“The idea to have a café in The Hive has been around for a long time,” said Alex Oster, former CSU VP Sustainability and Projects. “[In 2010] CUSACorp [the CSU’s for profit arm] suggested we get Tim Horton’s or Java U to set up a franchise in The Hive.
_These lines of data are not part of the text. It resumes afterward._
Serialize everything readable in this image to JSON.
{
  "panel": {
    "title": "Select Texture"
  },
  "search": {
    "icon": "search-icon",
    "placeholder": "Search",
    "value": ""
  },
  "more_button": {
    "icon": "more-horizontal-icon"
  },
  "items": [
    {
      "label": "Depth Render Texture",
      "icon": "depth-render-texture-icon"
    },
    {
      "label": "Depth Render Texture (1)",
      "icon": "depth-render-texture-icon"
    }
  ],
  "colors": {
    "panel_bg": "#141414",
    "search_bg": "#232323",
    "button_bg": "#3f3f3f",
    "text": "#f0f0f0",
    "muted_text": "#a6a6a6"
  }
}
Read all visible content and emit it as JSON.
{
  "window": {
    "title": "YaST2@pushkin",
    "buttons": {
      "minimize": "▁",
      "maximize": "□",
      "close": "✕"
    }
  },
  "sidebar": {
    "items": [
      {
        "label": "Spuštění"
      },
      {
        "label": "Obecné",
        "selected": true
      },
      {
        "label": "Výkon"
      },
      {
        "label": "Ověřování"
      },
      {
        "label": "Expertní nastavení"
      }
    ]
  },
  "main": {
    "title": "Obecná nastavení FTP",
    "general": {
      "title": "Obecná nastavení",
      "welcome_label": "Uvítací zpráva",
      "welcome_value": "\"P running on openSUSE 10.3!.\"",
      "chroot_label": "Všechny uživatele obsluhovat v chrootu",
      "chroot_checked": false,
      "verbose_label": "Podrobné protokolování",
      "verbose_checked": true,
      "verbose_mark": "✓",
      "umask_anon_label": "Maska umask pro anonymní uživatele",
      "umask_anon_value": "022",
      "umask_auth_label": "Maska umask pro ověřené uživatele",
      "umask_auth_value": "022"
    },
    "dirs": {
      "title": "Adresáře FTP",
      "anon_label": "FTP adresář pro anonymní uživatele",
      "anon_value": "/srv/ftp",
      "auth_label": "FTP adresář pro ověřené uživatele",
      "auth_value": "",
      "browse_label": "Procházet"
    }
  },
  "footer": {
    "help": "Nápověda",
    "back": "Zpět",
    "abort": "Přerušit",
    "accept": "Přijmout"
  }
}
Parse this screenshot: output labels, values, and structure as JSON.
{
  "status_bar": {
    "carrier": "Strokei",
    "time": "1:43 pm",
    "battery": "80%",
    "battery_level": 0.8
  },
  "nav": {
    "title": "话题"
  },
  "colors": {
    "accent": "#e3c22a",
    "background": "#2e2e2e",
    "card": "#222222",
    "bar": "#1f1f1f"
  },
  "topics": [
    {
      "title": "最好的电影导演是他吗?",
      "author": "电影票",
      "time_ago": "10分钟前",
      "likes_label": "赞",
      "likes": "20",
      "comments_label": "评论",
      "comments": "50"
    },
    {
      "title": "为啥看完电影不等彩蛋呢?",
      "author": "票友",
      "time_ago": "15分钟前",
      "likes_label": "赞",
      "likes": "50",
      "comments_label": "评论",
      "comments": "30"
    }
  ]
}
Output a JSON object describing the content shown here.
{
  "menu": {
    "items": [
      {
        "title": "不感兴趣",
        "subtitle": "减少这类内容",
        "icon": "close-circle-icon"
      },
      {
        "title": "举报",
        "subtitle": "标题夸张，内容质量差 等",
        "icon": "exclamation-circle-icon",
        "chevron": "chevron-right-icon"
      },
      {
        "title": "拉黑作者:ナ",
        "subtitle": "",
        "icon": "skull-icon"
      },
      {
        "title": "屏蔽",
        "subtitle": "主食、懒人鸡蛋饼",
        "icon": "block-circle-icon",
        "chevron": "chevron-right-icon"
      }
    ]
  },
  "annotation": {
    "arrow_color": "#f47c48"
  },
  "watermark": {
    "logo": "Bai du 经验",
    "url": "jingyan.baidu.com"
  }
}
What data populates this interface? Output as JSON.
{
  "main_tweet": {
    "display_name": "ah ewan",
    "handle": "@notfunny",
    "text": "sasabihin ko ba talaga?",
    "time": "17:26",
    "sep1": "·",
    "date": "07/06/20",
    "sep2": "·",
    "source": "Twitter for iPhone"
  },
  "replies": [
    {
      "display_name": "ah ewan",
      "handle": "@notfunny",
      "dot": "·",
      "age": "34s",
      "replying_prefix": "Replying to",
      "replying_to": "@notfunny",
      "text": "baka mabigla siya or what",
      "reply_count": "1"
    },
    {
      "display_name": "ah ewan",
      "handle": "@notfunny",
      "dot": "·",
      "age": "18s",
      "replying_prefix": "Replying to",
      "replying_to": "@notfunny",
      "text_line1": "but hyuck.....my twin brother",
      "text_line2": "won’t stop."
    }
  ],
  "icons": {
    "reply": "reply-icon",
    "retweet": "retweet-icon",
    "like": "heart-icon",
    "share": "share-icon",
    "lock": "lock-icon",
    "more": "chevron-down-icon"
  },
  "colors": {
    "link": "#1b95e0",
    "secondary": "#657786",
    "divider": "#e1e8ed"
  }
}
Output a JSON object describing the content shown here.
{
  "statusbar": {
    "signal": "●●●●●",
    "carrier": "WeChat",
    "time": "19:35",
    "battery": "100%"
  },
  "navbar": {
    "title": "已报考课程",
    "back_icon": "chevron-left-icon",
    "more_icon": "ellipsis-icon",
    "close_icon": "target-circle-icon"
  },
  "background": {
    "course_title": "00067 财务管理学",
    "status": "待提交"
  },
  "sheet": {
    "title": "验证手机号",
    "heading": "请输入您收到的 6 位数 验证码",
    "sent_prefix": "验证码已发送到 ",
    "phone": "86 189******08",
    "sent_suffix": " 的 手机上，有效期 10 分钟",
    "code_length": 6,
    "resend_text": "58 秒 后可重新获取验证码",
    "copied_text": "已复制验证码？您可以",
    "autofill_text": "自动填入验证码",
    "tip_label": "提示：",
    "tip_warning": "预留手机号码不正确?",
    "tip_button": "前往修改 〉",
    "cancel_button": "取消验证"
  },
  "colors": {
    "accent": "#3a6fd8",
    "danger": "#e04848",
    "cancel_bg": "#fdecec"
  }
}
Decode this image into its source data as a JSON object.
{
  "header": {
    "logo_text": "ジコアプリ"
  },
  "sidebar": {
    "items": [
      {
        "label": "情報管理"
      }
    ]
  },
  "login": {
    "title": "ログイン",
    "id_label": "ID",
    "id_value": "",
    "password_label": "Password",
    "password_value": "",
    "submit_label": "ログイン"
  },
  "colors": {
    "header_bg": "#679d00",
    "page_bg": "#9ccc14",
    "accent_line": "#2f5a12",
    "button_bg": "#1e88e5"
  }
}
That irked me, I thought we could do so much better.”

Shortly into his mandate, Oster began developing a plan to turn the space into a café that would buy locally produced food but also serve as a learning tool for students.

Sustainable Concordia’s Cameron Stiff chipped in by coordinating the Food Systems Program, a group of five student interns that measured the environmental impact of the café and drafted a business plan to present to the CSU.

“Nobody at Concordia had ever been doing the kind of guided and channeled research [Stiff] was doing with the interns,” said Oster. “They developed a plan that made it so that business students could come and learn how to run a business at the café, a space where human geography students could learn how space and place affects what you consider to be the campus.”

CSU VP Loyola and Advocacy Hassan Abdullahi and CSU VP Sustainability and Promotions Morgan Pudwell are seeing Oster’s plan through.
Abdulahhi said the café’s opening is tentatively slated for January.

“There could always be delays,” he added. “But we want it open before the end of the school year at the latest.”

The space will be host to a co-op program, where John Molson School of Business students will manage the café for course credits and valuable field experience.

“You’ll also be interacting with your space,” said Pudwell. “Students will have access to a resource library in The Hive where they can learn about sustainability or just study.”

Under Concordia’s new food policy, students can’t use campus space to cook food without applying for a permit, leaving most of the university’s food services in the hands of catering businesses and privately owned eateries.

“The [new policy] just shows you how we need something like The Hive café,” said Oster. “Especially at Loyola Campus, people have wanted something like this for years.”

This article originally appeared in Volume 31, Issue 08, published October 5, 2010.